### WORK ITEM
Print exactly the lines from the one containing "What data populates" through the last line of the entries below; the pictures stay out of the copy.
DATA FOR ANALYSIS START
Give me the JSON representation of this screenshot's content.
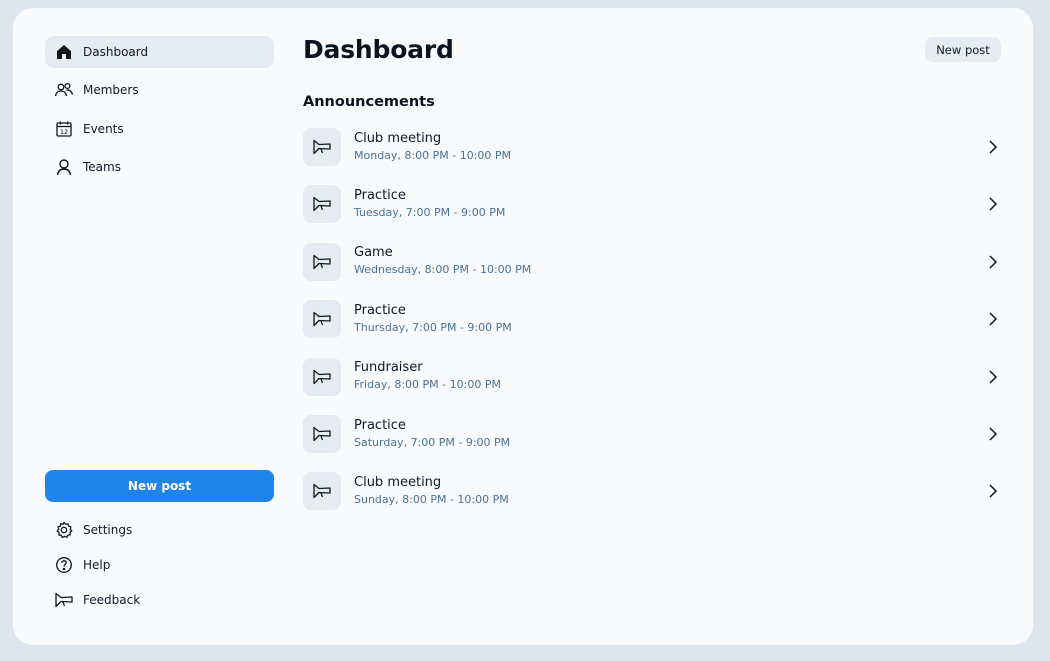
{
  "sidebar": {
    "nav": [
      {
        "label": "Dashboard",
        "icon": "home-icon",
        "active": true
      },
      {
        "label": "Members",
        "icon": "members-icon",
        "active": false
      },
      {
        "label": "Events",
        "icon": "calendar-icon",
        "active": false
      },
      {
        "label": "Teams",
        "icon": "person-icon",
        "active": false
      }
    ],
    "new_post_label": "New post",
    "footer": [
      {
        "label": "Settings",
        "icon": "gear-icon"
      },
      {
        "label": "Help",
        "icon": "help-icon"
      },
      {
        "label": "Feedback",
        "icon": "megaphone-icon"
      }
    ],
    "calendar_icon_day": "12"
  },
  "header": {
    "title": "Dashboard",
    "new_post_label": "New post"
  },
  "announcements": {
    "title": "Announcements",
    "items": [
      {
        "title": "Club meeting",
        "time": "Monday, 8:00 PM - 10:00 PM"
      },
      {
        "title": "Practice",
        "time": "Tuesday, 7:00 PM - 9:00 PM"
      },
      {
        "title": "Game",
        "time": "Wednesday, 8:00 PM - 10:00 PM"
      },
      {
        "title": "Practice",
        "time": "Thursday, 7:00 PM - 9:00 PM"
      },
      {
        "title": "Fundraiser",
        "time": "Friday, 8:00 PM - 10:00 PM"
      },
      {
        "title": "Practice",
        "time": "Saturday, 7:00 PM - 9:00 PM"
      },
      {
        "title": "Club meeting",
        "time": "Sunday, 8:00 PM - 10:00 PM"
      }
    ]
  },
  "colors": {
    "accent": "#1f84e9",
    "subtext": "#4a7297",
    "surface": "#e6ebf2",
    "background": "#dde5ee"
  }
}
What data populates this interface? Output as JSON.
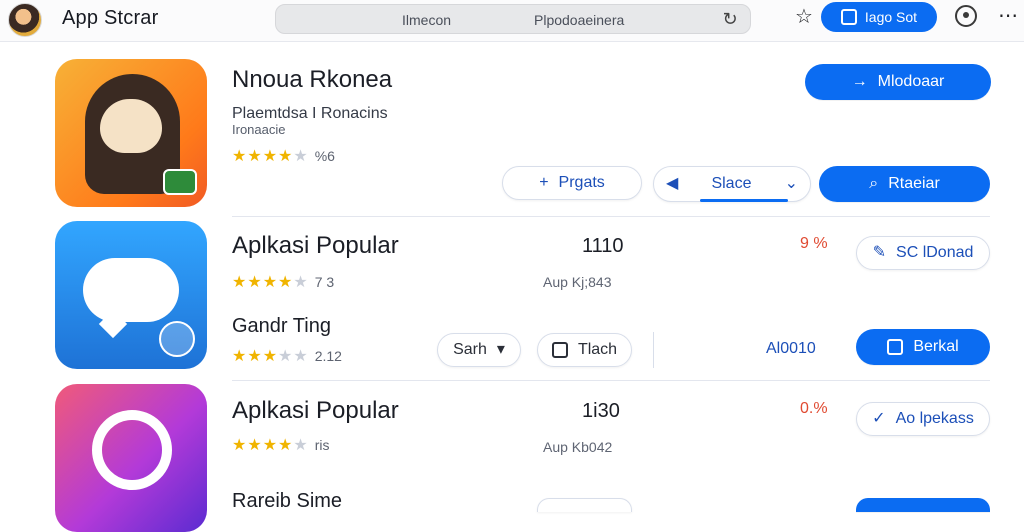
{
  "header": {
    "title": "App Stcrar",
    "address_left": "Ilmecon",
    "address_text": "Plpodoaeinera",
    "top_button_label": "Iago Sot"
  },
  "apps": [
    {
      "title": "Nnoua Rkonea",
      "subtitle": "Plaemtdsa I Ronacins",
      "small_note": "Ironaacie",
      "rating_text": "%6",
      "primary_label": "Mlodoaar",
      "outline_label": "Prgats",
      "segment_label": "Slace",
      "search_label": "Rtaeiar"
    },
    {
      "title": "Aplkasi Popular",
      "rating_text": "7 3",
      "count": "1110",
      "meta": "Aup Kj;843",
      "percent": "9 %",
      "outline_label": "SC lDonad",
      "second_title": "Gandr Ting",
      "second_rating_text": "2.12",
      "sort_label": "Sarh",
      "trash_label": "Tlach",
      "blue_text": "Al0010",
      "primary_label": "Berkal"
    },
    {
      "title": "Aplkasi Popular",
      "rating_text": "ris",
      "count": "1i30",
      "meta": "Aup Kb042",
      "percent": "0.%",
      "outline_label": "Ao lpekass",
      "partial_title": "Rareib Sime"
    }
  ],
  "colors": {
    "primary": "#0b6cf2",
    "star": "#f0b400",
    "warning": "#e04a31"
  }
}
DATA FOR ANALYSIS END
### ANSWER SPACE
What data populates this interface? Output as JSON.
{
  "header": {
    "title": "App Stcrar",
    "address_left": "Ilmecon",
    "address_text": "Plpodoaeinera",
    "top_button_label": "Iago Sot"
  },
  "apps": [
    {
      "title": "Nnoua Rkonea",
      "subtitle": "Plaemtdsa I Ronacins",
      "small_note": "Ironaacie",
      "rating_text": "%6",
      "primary_label": "Mlodoaar",
      "outline_label": "Prgats",
      "segment_label": "Slace",
      "search_label": "Rtaeiar"
    },
    {
      "title": "Aplkasi Popular",
      "rating_text": "7 3",
      "count": "1110",
      "meta": "Aup Kj;843",
      "percent": "9 %",
      "outline_label": "SC lDonad",
      "second_title": "Gandr Ting",
      "second_rating_text": "2.12",
      "sort_label": "Sarh",
      "trash_label": "Tlach",
      "blue_text": "Al0010",
      "primary_label": "Berkal"
    },
    {
      "title": "Aplkasi Popular",
      "rating_text": "ris",
      "count": "1i30",
      "meta": "Aup Kb042",
      "percent": "0.%",
      "outline_label": "Ao lpekass",
      "partial_title": "Rareib Sime"
    }
  ],
  "colors": {
    "primary": "#0b6cf2",
    "star": "#f0b400",
    "warning": "#e04a31"
  }
}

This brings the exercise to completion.